  2. Make it a treat – Did you “treat yourself” a little more in 2020? It was only natural and therapeutic. A few years ago, I shared “our tendency is to have less appreciation over time the more we have or do something…distance makes the heart grow fonder.” What didn’t you get to do in 2020 that you look forward to doing in 2021? At some point this next year, everything is going to feel like a treat!
  3. Buy time –Time is definitely a valuable resource. As the authors note, “when something is valuable, it is typically perceived to be scarce.” I would imagine there is a full spectrum of people who feel they have more time or less time than they did pre-pandemic. Regardless, there have been ways we bought time in 2020. Did you save yourself time by shopping online? Did you buy yourself time by ordering carryout more often? There’s no reason we can’t continue using our resources to buy us more time post pandemic.
  4. Pay now, consume later – We are happiest with a purchase when we can separate the pain of paying with the reward of consumption. Consuming now and paying later is counterproductive to happiness. In 2020, was one of your favorite purchases something fully paid for that you will enjoy for years to come? Maybe a new toy or a home improvement?
  5. Invest in others – Spending money on others produces more happiness than spending money on ourselves. The research on this is overwhelming. Giving our money away not only can make us happier, it can actually make us physically healthier and even make us feel wealthier. Nick Boyden wrote an excellent WealthNotes article last month on “The Law(s) of the Gift.” 2020 has shown us all so much need in our families, with our friends, and in our communities. There’s been no better year to invest in others.

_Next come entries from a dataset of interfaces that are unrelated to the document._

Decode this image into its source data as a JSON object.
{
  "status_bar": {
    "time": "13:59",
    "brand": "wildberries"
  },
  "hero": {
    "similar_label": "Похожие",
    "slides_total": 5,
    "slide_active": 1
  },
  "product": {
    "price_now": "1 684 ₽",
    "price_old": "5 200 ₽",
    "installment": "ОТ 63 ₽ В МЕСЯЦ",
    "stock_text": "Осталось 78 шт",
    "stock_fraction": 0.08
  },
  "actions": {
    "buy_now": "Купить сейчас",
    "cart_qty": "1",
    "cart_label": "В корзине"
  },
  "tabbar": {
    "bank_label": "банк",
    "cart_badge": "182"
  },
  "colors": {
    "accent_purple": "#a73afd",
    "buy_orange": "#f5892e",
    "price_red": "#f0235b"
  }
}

Now think about it again: “What one thing this year did I use money for that brought me the most happiness?” I’ll bet you checked a lot of the boxes above with that purchase. As we look to next year, let’s commit to Happy Money again in 2021.

Happy New Year! Have those three words ever sounded so good?!




This WealthNotes Inform was written by Todd Walter, Partner and Chief Wealth Planning Officer